The critical role that scientific research plays in our health, safety, understanding of the natural world, and future as a species is under threat. With an administration that is pushing to suppress scientific evidence and keep scientists from communicating their findings, our need for empirical inquiry into how to protect our home and sustain our resources is more important than ever. That’s why the March for Science, an emerging and growing grassroots movement, is launching nationwide tomorrow, April 22. Scientists and science supporters, teachers and parents, global citizens and policymakers will take to the streets, united, to defend and advocate for science as a pillar of human freedom and prosperity.
It is mysterious and beautiful, literally a creature from a different world. Its body is ebony above and golden below, a serpent with aposematic paint. The edges of the opposing colors undulate down its side until the yellow becomes drips on the black, dorsally flattened tail. The exotic animal is a yellow bellied sea snake, Pelamis platura, which is normally found in warm, tropical waters. But due to a recent climatic vagary, the snake has found its way onto an Oxnard beach, miles up the coast from Los Angeles, hundreds of miles from the edge of its normal range. It is stunning, amazing, but how is the event chronicled?
By John Shivik Photo credit: USFWS A grizzly bear attack flowed into my news stream today. Lance Crosby worked for a company that ran urgent care clinics in Yellowstone National Park. He went for a hike. He is now dead....

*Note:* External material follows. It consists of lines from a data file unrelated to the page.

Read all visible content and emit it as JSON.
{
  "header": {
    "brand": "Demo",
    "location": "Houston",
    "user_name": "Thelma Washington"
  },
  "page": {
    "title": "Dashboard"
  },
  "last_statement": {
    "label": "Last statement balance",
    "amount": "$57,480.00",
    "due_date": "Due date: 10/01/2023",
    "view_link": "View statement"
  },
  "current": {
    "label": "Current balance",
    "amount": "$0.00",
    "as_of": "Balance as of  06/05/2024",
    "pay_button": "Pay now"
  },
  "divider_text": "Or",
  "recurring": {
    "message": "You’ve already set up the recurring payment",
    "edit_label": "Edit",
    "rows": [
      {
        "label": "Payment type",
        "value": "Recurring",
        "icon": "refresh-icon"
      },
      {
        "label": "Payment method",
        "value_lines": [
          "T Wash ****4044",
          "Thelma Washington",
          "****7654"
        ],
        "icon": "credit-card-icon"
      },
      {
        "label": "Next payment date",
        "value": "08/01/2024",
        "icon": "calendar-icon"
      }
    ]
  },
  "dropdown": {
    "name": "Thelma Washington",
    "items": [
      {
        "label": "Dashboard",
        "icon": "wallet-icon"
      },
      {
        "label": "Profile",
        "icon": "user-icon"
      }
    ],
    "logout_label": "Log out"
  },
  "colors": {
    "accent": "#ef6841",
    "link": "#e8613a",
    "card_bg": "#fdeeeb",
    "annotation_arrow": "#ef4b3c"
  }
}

Our fascination with predators is obvious, but it’s also conflicting. We both fear and respect them. Simultaneously, we find them beautiful and abhorrent. Wildlife management expert John Shivik has a term for this conundrum. He calls it "the predator paradox." At the root of the paradox is one resounding question: Can humans and mammalian predators coexist? Up until now, the answer has been yes—but at a staggering price. Shivik’s new book—aptly titled 'The Predator Paradox: Ending the War with Wolves, Bears, Cougars, and Coyotes,' available now from Beacon Press—explains that predators have long been paying with their lives for their human neighbors’ peace of mind.